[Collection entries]

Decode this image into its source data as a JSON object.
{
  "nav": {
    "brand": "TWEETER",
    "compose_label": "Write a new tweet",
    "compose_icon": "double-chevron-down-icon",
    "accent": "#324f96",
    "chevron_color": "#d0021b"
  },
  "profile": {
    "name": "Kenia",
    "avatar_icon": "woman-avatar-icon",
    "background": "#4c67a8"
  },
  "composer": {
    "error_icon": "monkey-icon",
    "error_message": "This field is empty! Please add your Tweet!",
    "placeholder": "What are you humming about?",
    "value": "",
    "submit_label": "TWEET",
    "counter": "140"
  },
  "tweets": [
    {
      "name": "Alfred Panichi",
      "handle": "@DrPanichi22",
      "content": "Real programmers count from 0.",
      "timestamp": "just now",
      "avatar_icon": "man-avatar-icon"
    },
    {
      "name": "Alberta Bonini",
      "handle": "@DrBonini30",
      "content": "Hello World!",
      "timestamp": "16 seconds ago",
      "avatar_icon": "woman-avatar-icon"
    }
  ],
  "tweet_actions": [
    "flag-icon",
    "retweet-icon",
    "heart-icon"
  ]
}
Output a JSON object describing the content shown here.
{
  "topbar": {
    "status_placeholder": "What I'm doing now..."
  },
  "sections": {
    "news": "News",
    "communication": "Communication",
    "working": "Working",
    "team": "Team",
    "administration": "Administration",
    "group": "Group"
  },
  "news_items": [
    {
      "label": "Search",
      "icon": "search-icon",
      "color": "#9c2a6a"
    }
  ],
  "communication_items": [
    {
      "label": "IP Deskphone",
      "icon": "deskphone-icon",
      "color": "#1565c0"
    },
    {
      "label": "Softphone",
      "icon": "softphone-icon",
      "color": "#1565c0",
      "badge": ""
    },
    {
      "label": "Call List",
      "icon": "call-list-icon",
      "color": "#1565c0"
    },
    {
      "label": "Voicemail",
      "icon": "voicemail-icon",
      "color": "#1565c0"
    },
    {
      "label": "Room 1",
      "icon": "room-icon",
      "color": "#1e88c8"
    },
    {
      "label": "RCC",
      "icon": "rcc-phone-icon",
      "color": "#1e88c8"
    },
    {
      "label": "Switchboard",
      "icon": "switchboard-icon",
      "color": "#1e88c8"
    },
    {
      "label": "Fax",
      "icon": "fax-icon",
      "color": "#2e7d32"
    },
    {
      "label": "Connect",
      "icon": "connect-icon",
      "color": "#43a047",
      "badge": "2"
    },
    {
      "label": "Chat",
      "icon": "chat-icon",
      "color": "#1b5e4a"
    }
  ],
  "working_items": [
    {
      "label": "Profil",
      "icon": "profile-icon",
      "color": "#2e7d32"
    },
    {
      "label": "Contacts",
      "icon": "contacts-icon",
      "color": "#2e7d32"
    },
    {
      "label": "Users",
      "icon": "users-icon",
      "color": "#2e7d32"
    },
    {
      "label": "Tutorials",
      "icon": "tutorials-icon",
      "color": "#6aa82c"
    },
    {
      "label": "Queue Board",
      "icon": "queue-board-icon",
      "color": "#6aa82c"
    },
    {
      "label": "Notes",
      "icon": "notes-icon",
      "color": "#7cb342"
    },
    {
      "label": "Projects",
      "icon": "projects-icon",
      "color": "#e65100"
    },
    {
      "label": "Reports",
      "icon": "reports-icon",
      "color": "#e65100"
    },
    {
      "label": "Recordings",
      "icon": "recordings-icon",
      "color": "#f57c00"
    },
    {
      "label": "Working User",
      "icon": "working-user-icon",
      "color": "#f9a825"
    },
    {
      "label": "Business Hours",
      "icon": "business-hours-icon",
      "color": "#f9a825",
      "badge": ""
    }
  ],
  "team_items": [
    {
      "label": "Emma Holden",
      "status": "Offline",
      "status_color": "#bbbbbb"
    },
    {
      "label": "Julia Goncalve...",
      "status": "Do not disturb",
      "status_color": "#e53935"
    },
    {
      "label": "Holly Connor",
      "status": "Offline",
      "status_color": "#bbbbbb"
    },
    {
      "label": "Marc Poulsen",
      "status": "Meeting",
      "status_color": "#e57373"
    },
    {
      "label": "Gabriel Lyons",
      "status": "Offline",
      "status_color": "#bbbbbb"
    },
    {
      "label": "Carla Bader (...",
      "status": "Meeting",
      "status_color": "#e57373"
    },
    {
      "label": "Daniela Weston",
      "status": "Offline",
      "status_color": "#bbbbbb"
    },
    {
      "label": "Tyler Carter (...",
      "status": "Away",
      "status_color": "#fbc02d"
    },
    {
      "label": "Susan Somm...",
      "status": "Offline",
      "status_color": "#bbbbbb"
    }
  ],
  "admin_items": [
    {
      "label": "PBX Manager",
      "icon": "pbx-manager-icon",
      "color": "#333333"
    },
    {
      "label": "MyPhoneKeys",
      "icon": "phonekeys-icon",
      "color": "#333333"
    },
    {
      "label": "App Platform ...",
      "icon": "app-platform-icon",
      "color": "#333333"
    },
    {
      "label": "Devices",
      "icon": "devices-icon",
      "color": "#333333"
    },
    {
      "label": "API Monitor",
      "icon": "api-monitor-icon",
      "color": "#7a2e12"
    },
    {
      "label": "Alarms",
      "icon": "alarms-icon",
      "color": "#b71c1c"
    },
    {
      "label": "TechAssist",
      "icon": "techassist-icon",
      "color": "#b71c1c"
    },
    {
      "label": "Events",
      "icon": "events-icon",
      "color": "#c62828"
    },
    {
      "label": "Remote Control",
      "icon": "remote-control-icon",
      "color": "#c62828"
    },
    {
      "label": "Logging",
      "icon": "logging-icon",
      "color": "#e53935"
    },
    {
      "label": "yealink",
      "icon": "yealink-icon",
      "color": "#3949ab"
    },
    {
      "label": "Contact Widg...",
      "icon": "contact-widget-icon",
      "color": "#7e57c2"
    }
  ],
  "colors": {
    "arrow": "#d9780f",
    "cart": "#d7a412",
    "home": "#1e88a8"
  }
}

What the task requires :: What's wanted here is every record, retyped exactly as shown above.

Reply to the task ::
Decode this image into its source data as a JSON object.
{
  "nav": {
    "brand": "TWEETER",
    "compose_label": "Write a new tweet",
    "compose_icon": "double-chevron-down-icon",
    "accent": "#324f96",
    "chevron_color": "#d0021b"
  },
  "profile": {
    "name": "Kenia",
    "avatar_icon": "woman-avatar-icon",
    "background": "#4c67a8"
  },
  "composer": {
    "error_icon": "monkey-icon",
    "error_message": "This field is empty! Please add your Tweet!",
    "placeholder": "What are you humming about?",
    "value": "",
    "submit_label": "TWEET",
    "counter": "140"
  },
  "tweets": [
    {
      "name": "Alfred Panichi",
      "handle": "@DrPanichi22",
      "content": "Real programmers count from 0.",
      "timestamp": "just now",
      "avatar_icon": "man-avatar-icon"
    },
    {
      "name": "Alberta Bonini",
      "handle": "@DrBonini30",
      "content": "Hello World!",
      "timestamp": "16 seconds ago",
      "avatar_icon": "woman-avatar-icon"
    }
  ],
  "tweet_actions": [
    "flag-icon",
    "retweet-icon",
    "heart-icon"
  ]
}
Output a JSON object describing the content shown here.
{
  "topbar": {
    "status_placeholder": "What I'm doing now..."
  },
  "sections": {
    "news": "News",
    "communication": "Communication",
    "working": "Working",
    "team": "Team",
    "administration": "Administration",
    "group": "Group"
  },
  "news_items": [
    {
      "label": "Search",
      "icon": "search-icon",
      "color": "#9c2a6a"
    }
  ],
  "communication_items": [
    {
      "label": "IP Deskphone",
      "icon": "deskphone-icon",
      "color": "#1565c0"
    },
    {
      "label": "Softphone",
      "icon": "softphone-icon",
      "color": "#1565c0",
      "badge": ""
    },
    {
      "label": "Call List",
      "icon": "call-list-icon",
      "color": "#1565c0"
    },
    {
      "label": "Voicemail",
      "icon": "voicemail-icon",
      "color": "#1565c0"
    },
    {
      "label": "Room 1",
      "icon": "room-icon",
      "color": "#1e88c8"
    },
    {
      "label": "RCC",
      "icon": "rcc-phone-icon",
      "color": "#1e88c8"
    },
    {
      "label": "Switchboard",
      "icon": "switchboard-icon",
      "color": "#1e88c8"
    },
    {
      "label": "Fax",
      "icon": "fax-icon",
      "color": "#2e7d32"
    },
    {
      "label": "Connect",
      "icon": "connect-icon",
      "color": "#43a047",
      "badge": "2"
    },
    {
      "label": "Chat",
      "icon": "chat-icon",
      "color": "#1b5e4a"
    }
  ],
  "working_items": [
    {
      "label": "Profil",
      "icon": "profile-icon",
      "color": "#2e7d32"
    },
    {
      "label": "Contacts",
      "icon": "contacts-icon",
      "color": "#2e7d32"
    },
    {
      "label": "Users",
      "icon": "users-icon",
      "color": "#2e7d32"
    },
    {
      "label": "Tutorials",
      "icon": "tutorials-icon",
      "color": "#6aa82c"
    },
    {
      "label": "Queue Board",
      "icon": "queue-board-icon",
      "color": "#6aa82c"
    },
    {
      "label": "Notes",
      "icon": "notes-icon",
      "color": "#7cb342"
    },
    {
      "label": "Projects",
      "icon": "projects-icon",
      "color": "#e65100"
    },
    {
      "label": "Reports",
      "icon": "reports-icon",
      "color": "#e65100"
    },
    {
      "label": "Recordings",
      "icon": "recordings-icon",
      "color": "#f57c00"
    },
    {
      "label": "Working User",
      "icon": "working-user-icon",
      "color": "#f9a825"
    },
    {
      "label": "Business Hours",
      "icon": "business-hours-icon",
      "color": "#f9a825",
      "badge": ""
    }
  ],
  "team_items": [
    {
      "label": "Emma Holden",
      "status": "Offline",
      "status_color": "#bbbbbb"
    },
    {
      "label": "Julia Goncalve...",
      "status": "Do not disturb",
      "status_color": "#e53935"
    },
    {
      "label": "Holly Connor",
      "status": "Offline",
      "status_color": "#bbbbbb"
    },
    {
      "label": "Marc Poulsen",
      "status": "Meeting",
      "status_color": "#e57373"
    },
    {
      "label": "Gabriel Lyons",
      "status": "Offline",
      "status_color": "#bbbbbb"
    },
    {
      "label": "Carla Bader (...",
      "status": "Meeting",
      "status_color": "#e57373"
    },
    {
      "label": "Daniela Weston",
      "status": "Offline",
      "status_color": "#bbbbbb"
    },
    {
      "label": "Tyler Carter (...",
      "status": "Away",
      "status_color": "#fbc02d"
    },
    {
      "label": "Susan Somm...",
      "status": "Offline",
      "status_color": "#bbbbbb"
    }
  ],
  "admin_items": [
    {
      "label": "PBX Manager",
      "icon": "pbx-manager-icon",
      "color": "#333333"
    },
    {
      "label": "MyPhoneKeys",
      "icon": "phonekeys-icon",
      "color": "#333333"
    },
    {
      "label": "App Platform ...",
      "icon": "app-platform-icon",
      "color": "#333333"
    },
    {
      "label": "Devices",
      "icon": "devices-icon",
      "color": "#333333"
    },
    {
      "label": "API Monitor",
      "icon": "api-monitor-icon",
      "color": "#7a2e12"
    },
    {
      "label": "Alarms",
      "icon": "alarms-icon",
      "color": "#b71c1c"
    },
    {
      "label": "TechAssist",
      "icon": "techassist-icon",
      "color": "#b71c1c"
    },
    {
      "label": "Events",
      "icon": "events-icon",
      "color": "#c62828"
    },
    {
      "label": "Remote Control",
      "icon": "remote-control-icon",
      "color": "#c62828"
    },
    {
      "label": "Logging",
      "icon": "logging-icon",
      "color": "#e53935"
    },
    {
      "label": "yealink",
      "icon": "yealink-icon",
      "color": "#3949ab"
    },
    {
      "label": "Contact Widg...",
      "icon": "contact-widget-icon",
      "color": "#7e57c2"
    }
  ],
  "colors": {
    "arrow": "#d9780f",
    "cart": "#d7a412",
    "home": "#1e88a8"
  }
}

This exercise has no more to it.